## Materials provided
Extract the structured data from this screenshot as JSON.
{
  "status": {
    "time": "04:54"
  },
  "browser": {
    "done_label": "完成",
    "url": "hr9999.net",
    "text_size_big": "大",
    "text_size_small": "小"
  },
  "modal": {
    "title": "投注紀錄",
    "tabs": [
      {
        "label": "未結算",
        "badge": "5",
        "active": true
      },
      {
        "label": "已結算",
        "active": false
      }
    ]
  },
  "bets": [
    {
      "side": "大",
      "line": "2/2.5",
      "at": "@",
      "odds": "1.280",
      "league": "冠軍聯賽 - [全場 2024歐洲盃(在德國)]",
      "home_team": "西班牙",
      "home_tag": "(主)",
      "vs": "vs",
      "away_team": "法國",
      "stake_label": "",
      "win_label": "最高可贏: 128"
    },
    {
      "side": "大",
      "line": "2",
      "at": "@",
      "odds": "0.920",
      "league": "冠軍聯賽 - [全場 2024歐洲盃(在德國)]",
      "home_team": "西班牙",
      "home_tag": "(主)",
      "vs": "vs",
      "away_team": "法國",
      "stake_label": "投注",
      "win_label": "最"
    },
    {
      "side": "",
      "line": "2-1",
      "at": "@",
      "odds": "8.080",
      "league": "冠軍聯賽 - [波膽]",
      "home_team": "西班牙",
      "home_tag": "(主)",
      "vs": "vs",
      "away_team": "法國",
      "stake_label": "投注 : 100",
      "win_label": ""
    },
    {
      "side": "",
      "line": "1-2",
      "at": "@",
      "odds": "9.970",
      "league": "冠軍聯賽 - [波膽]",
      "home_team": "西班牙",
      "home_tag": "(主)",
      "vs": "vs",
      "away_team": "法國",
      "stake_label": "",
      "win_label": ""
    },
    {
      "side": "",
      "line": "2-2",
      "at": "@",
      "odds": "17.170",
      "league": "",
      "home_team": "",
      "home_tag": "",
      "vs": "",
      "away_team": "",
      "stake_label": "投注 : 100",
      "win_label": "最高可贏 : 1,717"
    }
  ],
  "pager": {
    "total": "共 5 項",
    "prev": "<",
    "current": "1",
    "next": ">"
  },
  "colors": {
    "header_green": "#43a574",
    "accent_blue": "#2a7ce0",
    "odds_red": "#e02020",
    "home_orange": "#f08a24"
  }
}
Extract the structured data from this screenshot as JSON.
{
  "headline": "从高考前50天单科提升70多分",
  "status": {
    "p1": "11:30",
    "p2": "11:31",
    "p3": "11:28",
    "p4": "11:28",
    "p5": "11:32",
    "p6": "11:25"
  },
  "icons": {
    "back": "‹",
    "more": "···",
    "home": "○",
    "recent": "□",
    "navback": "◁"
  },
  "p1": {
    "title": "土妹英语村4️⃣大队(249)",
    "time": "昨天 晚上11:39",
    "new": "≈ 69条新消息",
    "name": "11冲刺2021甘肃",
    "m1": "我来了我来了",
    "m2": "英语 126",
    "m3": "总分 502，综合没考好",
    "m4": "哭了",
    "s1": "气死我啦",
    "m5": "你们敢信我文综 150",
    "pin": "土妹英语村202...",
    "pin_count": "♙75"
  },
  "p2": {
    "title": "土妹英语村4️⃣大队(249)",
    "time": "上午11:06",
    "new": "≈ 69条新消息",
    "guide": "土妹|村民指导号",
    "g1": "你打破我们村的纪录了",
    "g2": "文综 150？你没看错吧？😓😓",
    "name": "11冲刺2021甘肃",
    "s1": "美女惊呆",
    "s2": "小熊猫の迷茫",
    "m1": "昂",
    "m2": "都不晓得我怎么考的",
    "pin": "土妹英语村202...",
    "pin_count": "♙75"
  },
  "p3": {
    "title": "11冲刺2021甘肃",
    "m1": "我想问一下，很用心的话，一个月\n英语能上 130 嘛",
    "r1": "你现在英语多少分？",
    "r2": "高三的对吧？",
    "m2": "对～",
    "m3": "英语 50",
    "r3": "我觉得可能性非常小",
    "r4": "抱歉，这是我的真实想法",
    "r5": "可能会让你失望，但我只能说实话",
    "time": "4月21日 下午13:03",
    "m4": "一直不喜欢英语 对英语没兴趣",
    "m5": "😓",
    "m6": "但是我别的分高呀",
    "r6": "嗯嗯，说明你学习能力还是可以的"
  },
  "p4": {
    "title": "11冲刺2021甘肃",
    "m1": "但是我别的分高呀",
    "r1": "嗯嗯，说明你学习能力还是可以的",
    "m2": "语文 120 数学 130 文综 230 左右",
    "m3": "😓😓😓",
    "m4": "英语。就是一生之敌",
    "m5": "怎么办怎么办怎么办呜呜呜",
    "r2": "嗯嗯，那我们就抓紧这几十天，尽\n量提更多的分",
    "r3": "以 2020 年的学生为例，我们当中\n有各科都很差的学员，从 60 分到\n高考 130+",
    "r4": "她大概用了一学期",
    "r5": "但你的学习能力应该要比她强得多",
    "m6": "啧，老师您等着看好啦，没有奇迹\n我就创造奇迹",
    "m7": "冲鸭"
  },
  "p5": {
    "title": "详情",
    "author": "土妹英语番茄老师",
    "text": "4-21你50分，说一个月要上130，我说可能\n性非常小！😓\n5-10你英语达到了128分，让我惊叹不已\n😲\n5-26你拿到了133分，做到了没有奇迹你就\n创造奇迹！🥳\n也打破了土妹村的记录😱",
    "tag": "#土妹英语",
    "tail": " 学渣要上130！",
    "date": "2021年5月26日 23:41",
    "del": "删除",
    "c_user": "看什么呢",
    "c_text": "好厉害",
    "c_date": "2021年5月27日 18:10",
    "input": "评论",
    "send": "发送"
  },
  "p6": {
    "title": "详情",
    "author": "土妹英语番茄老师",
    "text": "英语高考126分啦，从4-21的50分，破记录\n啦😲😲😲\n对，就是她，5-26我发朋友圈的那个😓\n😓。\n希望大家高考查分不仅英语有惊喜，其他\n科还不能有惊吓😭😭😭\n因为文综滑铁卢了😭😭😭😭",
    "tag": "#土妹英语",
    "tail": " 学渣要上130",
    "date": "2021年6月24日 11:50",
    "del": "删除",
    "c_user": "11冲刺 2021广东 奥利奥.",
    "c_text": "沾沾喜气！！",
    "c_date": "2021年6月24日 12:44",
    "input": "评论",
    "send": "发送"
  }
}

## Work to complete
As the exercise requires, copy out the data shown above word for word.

## The completed task
Extract the structured data from this screenshot as JSON.
{
  "status": {
    "time": "04:54"
  },
  "browser": {
    "done_label": "完成",
    "url": "hr9999.net",
    "text_size_big": "大",
    "text_size_small": "小"
  },
  "modal": {
    "title": "投注紀錄",
    "tabs": [
      {
        "label": "未結算",
        "badge": "5",
        "active": true
      },
      {
        "label": "已結算",
        "active": false
      }
    ]
  },
  "bets": [
    {
      "side": "大",
      "line": "2/2.5",
      "at": "@",
      "odds": "1.280",
      "league": "冠軍聯賽 - [全場 2024歐洲盃(在德國)]",
      "home_team": "西班牙",
      "home_tag": "(主)",
      "vs": "vs",
      "away_team": "法國",
      "stake_label": "",
      "win_label": "最高可贏: 128"
    },
    {
      "side": "大",
      "line": "2",
      "at": "@",
      "odds": "0.920",
      "league": "冠軍聯賽 - [全場 2024歐洲盃(在德國)]",
      "home_team": "西班牙",
      "home_tag": "(主)",
      "vs": "vs",
      "away_team": "法國",
      "stake_label": "投注",
      "win_label": "最"
    },
    {
      "side": "",
      "line": "2-1",
      "at": "@",
      "odds": "8.080",
      "league": "冠軍聯賽 - [波膽]",
      "home_team": "西班牙",
      "home_tag": "(主)",
      "vs": "vs",
      "away_team": "法國",
      "stake_label": "投注 : 100",
      "win_label": ""
    },
    {
      "side": "",
      "line": "1-2",
      "at": "@",
      "odds": "9.970",
      "league": "冠軍聯賽 - [波膽]",
      "home_team": "西班牙",
      "home_tag": "(主)",
      "vs": "vs",
      "away_team": "法國",
      "stake_label": "",
      "win_label": ""
    },
    {
      "side": "",
      "line": "2-2",
      "at": "@",
      "odds": "17.170",
      "league": "",
      "home_team": "",
      "home_tag": "",
      "vs": "",
      "away_team": "",
      "stake_label": "投注 : 100",
      "win_label": "最高可贏 : 1,717"
    }
  ],
  "pager": {
    "total": "共 5 項",
    "prev": "<",
    "current": "1",
    "next": ">"
  },
  "colors": {
    "header_green": "#43a574",
    "accent_blue": "#2a7ce0",
    "odds_red": "#e02020",
    "home_orange": "#f08a24"
  }
}
Extract the structured data from this screenshot as JSON.
{
  "headline": "从高考前50天单科提升70多分",
  "status": {
    "p1": "11:30",
    "p2": "11:31",
    "p3": "11:28",
    "p4": "11:28",
    "p5": "11:32",
    "p6": "11:25"
  },
  "icons": {
    "back": "‹",
    "more": "···",
    "home": "○",
    "recent": "□",
    "navback": "◁"
  },
  "p1": {
    "title": "土妹英语村4️⃣大队(249)",
    "time": "昨天 晚上11:39",
    "new": "≈ 69条新消息",
    "name": "11冲刺2021甘肃",
    "m1": "我来了我来了",
    "m2": "英语 126",
    "m3": "总分 502，综合没考好",
    "m4": "哭了",
    "s1": "气死我啦",
    "m5": "你们敢信我文综 150",
    "pin": "土妹英语村202...",
    "pin_count": "♙75"
  },
  "p2": {
    "title": "土妹英语村4️⃣大队(249)",
    "time": "上午11:06",
    "new": "≈ 69条新消息",
    "guide": "土妹|村民指导号",
    "g1": "你打破我们村的纪录了",
    "g2": "文综 150？你没看错吧？😓😓",
    "name": "11冲刺2021甘肃",
    "s1": "美女惊呆",
    "s2": "小熊猫の迷茫",
    "m1": "昂",
    "m2": "都不晓得我怎么考的",
    "pin": "土妹英语村202...",
    "pin_count": "♙75"
  },
  "p3": {
    "title": "11冲刺2021甘肃",
    "m1": "我想问一下，很用心的话，一个月\n英语能上 130 嘛",
    "r1": "你现在英语多少分？",
    "r2": "高三的对吧？",
    "m2": "对～",
    "m3": "英语 50",
    "r3": "我觉得可能性非常小",
    "r4": "抱歉，这是我的真实想法",
    "r5": "可能会让你失望，但我只能说实话",
    "time": "4月21日 下午13:03",
    "m4": "一直不喜欢英语 对英语没兴趣",
    "m5": "😓",
    "m6": "但是我别的分高呀",
    "r6": "嗯嗯，说明你学习能力还是可以的"
  },
  "p4": {
    "title": "11冲刺2021甘肃",
    "m1": "但是我别的分高呀",
    "r1": "嗯嗯，说明你学习能力还是可以的",
    "m2": "语文 120 数学 130 文综 230 左右",
    "m3": "😓😓😓",
    "m4": "英语。就是一生之敌",
    "m5": "怎么办怎么办怎么办呜呜呜",
    "r2": "嗯嗯，那我们就抓紧这几十天，尽\n量提更多的分",
    "r3": "以 2020 年的学生为例，我们当中\n有各科都很差的学员，从 60 分到\n高考 130+",
    "r4": "她大概用了一学期",
    "r5": "但你的学习能力应该要比她强得多",
    "m6": "啧，老师您等着看好啦，没有奇迹\n我就创造奇迹",
    "m7": "冲鸭"
  },
  "p5": {
    "title": "详情",
    "author": "土妹英语番茄老师",
    "text": "4-21你50分，说一个月要上130，我说可能\n性非常小！😓\n5-10你英语达到了128分，让我惊叹不已\n😲\n5-26你拿到了133分，做到了没有奇迹你就\n创造奇迹！🥳\n也打破了土妹村的记录😱",
    "tag": "#土妹英语",
    "tail": " 学渣要上130！",
    "date": "2021年5月26日 23:41",
    "del": "删除",
    "c_user": "看什么呢",
    "c_text": "好厉害",
    "c_date": "2021年5月27日 18:10",
    "input": "评论",
    "send": "发送"
  },
  "p6": {
    "title": "详情",
    "author": "土妹英语番茄老师",
    "text": "英语高考126分啦，从4-21的50分，破记录\n啦😲😲😲\n对，就是她，5-26我发朋友圈的那个😓\n😓。\n希望大家高考查分不仅英语有惊喜，其他\n科还不能有惊吓😭😭😭\n因为文综滑铁卢了😭😭😭😭",
    "tag": "#土妹英语",
    "tail": " 学渣要上130",
    "date": "2021年6月24日 11:50",
    "del": "删除",
    "c_user": "11冲刺 2021广东 奥利奥.",
    "c_text": "沾沾喜气！！",
    "c_date": "2021年6月24日 12:44",
    "input": "评论",
    "send": "发送"
  }
}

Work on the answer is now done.